There are overt references to the discrimination the family still faced, such as clearly demarcated drinking fountains and a looming neon sign flashing “Colored Entrance.” There are also subtler, more unsettling allusions: A teenager holds a gun in his lap at the entrance to his home, as two young boys and a girl sit in the background. Young Emmett Till had been abducted from his home and lynched one year prior, an act that instilled fear in the homes of black families.
Parks faced danger, too, as a black man documenting Shady Grove’s inequality. “With a small camera tucked in my pocket, I was there, for so long…[to document] Alabama, the motherland of racism,” Parks wrote.

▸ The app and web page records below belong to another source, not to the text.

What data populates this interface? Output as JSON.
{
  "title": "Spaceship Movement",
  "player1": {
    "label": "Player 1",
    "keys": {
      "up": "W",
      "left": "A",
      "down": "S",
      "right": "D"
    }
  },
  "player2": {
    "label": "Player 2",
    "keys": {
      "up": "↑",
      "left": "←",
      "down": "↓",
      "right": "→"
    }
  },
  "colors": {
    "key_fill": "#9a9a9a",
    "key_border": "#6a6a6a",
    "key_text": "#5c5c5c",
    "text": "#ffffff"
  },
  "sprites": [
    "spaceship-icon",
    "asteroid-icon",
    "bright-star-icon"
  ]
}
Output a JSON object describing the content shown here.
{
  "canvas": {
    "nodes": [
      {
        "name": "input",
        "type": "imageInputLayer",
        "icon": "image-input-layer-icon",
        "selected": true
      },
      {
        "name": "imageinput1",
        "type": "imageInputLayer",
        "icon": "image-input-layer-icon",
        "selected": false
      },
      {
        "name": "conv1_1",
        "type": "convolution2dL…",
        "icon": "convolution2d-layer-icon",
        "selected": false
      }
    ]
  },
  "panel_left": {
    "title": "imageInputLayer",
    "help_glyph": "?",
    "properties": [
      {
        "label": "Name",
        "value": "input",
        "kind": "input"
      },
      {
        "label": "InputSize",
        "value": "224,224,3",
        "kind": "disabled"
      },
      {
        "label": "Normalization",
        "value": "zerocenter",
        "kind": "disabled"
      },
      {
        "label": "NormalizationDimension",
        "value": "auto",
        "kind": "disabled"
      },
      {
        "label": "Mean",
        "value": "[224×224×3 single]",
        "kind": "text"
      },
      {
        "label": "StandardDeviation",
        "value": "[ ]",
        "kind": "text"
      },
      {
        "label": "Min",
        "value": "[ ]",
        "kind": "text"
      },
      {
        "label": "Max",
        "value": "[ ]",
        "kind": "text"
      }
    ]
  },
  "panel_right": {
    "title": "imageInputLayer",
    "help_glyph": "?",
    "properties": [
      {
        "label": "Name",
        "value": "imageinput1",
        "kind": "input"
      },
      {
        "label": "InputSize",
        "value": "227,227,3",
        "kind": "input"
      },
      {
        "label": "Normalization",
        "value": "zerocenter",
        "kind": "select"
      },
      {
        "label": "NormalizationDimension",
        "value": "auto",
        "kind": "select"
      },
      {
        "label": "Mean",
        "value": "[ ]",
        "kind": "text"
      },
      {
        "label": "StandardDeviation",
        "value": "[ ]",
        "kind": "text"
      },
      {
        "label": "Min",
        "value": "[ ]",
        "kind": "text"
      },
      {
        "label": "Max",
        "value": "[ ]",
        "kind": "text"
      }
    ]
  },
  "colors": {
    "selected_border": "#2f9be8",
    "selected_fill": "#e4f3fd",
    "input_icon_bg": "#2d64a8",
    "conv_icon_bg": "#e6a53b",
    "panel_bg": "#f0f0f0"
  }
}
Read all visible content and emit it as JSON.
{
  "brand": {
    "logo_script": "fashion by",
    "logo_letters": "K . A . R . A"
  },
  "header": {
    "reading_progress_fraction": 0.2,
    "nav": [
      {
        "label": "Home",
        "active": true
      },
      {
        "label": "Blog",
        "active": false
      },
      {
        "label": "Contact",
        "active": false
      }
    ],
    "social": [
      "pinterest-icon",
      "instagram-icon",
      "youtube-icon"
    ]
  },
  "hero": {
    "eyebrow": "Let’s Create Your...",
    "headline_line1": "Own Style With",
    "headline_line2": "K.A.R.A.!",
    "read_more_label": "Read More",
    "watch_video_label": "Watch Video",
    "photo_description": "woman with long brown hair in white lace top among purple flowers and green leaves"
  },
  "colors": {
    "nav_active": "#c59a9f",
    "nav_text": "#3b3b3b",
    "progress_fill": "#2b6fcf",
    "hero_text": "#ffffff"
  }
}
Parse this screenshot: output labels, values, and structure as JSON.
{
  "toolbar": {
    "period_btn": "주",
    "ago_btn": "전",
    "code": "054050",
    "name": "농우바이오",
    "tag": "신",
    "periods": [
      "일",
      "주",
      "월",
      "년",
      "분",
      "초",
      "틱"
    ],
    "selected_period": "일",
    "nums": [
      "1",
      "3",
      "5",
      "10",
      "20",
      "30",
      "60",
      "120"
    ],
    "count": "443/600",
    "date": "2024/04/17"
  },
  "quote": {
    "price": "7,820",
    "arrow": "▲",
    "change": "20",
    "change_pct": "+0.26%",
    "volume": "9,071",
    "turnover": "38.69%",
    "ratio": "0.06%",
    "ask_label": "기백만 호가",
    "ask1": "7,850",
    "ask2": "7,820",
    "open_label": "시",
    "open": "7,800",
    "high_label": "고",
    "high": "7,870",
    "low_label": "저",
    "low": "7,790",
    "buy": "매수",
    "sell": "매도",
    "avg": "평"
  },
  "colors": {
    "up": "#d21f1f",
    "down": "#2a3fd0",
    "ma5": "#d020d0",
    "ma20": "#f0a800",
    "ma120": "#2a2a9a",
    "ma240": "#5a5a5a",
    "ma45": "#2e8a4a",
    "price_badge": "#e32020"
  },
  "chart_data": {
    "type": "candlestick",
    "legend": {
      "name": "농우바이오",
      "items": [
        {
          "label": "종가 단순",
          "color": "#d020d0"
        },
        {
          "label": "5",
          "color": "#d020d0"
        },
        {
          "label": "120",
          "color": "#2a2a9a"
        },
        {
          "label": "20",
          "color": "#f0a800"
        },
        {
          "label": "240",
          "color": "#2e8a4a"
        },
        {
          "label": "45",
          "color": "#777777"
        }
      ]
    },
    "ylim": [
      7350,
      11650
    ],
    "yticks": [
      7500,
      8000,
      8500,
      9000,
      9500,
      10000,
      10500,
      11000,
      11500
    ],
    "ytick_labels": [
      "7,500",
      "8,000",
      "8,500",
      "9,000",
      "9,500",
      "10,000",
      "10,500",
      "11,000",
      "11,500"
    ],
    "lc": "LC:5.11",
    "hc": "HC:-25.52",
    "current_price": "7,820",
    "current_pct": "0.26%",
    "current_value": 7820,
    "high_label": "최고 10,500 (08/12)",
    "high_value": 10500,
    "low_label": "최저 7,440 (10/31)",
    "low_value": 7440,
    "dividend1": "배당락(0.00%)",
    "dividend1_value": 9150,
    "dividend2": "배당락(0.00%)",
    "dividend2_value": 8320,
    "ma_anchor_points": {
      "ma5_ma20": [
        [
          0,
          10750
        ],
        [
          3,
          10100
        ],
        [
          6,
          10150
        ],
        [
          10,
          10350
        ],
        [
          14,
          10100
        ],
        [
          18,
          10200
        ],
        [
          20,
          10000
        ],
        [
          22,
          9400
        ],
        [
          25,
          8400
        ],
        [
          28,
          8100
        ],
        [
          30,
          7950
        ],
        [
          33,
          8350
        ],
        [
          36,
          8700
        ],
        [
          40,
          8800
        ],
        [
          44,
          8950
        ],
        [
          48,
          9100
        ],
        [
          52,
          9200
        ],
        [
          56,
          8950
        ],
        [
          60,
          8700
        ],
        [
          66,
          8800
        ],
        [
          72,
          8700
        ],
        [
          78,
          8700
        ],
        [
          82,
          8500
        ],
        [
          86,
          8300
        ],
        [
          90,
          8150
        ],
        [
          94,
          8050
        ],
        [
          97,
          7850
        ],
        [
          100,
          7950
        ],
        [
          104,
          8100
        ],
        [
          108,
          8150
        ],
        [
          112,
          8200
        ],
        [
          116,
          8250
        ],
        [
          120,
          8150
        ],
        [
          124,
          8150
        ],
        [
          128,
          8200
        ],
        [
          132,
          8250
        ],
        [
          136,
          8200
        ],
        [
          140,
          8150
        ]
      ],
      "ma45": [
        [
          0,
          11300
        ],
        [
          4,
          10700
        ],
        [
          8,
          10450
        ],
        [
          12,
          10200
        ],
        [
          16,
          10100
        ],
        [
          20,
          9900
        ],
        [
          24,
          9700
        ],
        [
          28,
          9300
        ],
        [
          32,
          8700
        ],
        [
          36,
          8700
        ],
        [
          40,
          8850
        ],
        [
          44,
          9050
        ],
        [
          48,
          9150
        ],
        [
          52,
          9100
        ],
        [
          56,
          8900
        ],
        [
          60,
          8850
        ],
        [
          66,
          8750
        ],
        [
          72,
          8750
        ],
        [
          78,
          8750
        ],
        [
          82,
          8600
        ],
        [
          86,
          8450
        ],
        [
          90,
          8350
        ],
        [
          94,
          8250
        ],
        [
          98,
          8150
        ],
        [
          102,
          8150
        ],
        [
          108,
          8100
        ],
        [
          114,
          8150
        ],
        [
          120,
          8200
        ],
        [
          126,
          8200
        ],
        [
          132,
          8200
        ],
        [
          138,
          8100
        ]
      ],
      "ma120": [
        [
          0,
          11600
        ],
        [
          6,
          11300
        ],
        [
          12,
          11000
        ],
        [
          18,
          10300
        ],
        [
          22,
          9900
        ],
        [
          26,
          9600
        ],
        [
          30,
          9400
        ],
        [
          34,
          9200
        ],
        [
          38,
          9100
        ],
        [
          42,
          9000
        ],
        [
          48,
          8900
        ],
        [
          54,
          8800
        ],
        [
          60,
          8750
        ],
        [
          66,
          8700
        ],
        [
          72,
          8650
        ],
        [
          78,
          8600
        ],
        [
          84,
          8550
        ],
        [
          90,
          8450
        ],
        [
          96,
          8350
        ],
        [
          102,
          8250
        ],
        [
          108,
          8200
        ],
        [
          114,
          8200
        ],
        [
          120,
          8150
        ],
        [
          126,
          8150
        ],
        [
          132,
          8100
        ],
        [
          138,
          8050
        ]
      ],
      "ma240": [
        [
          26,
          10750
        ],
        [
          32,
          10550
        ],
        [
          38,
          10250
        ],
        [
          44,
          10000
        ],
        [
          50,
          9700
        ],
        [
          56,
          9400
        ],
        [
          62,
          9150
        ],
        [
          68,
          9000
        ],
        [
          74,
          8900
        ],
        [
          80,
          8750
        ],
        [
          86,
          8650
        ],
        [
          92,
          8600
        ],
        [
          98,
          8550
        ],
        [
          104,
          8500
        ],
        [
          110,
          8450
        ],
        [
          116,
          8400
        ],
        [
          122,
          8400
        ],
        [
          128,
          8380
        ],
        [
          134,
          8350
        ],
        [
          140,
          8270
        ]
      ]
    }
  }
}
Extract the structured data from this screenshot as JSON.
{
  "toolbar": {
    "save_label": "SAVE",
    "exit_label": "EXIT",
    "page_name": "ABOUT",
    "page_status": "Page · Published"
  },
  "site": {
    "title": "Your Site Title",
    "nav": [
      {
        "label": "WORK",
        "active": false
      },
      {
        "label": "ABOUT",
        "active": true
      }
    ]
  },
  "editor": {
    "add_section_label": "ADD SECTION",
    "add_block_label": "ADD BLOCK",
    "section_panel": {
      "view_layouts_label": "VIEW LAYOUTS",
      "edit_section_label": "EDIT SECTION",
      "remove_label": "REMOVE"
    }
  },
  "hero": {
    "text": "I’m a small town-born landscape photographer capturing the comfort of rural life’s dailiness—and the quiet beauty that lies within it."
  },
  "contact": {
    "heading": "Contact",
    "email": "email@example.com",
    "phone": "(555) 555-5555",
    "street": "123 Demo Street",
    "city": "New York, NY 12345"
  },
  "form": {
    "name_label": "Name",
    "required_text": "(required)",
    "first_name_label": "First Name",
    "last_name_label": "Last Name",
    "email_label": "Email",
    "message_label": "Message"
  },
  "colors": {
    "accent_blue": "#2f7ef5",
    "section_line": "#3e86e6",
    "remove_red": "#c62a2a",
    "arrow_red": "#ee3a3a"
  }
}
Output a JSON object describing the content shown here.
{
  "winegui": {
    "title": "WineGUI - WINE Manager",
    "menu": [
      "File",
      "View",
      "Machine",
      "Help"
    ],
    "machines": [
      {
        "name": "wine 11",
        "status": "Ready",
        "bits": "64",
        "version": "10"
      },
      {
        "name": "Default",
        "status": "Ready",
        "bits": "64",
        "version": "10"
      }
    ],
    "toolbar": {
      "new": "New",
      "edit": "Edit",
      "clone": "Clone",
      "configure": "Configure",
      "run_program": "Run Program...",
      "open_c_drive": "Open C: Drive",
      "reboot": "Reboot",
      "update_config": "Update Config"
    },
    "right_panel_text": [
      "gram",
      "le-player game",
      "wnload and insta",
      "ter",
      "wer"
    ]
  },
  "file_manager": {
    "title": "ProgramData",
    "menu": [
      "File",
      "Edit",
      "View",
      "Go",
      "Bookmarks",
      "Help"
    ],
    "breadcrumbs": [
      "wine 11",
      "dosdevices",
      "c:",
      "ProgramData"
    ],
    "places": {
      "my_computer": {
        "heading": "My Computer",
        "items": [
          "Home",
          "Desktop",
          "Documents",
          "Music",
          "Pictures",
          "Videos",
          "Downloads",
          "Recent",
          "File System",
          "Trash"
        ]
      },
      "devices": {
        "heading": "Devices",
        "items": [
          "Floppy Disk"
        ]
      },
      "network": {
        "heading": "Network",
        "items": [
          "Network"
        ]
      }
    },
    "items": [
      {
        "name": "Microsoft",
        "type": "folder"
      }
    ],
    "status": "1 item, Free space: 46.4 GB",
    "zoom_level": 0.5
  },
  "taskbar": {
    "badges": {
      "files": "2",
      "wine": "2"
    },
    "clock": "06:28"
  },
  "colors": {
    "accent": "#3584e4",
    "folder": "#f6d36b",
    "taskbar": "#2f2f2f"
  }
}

Life found a local fixer named Sam Yette to guide him, and both men were harassed regularly. In his writings, Parks described his immense fear that Klansman were just a few miles away, bombing black churches.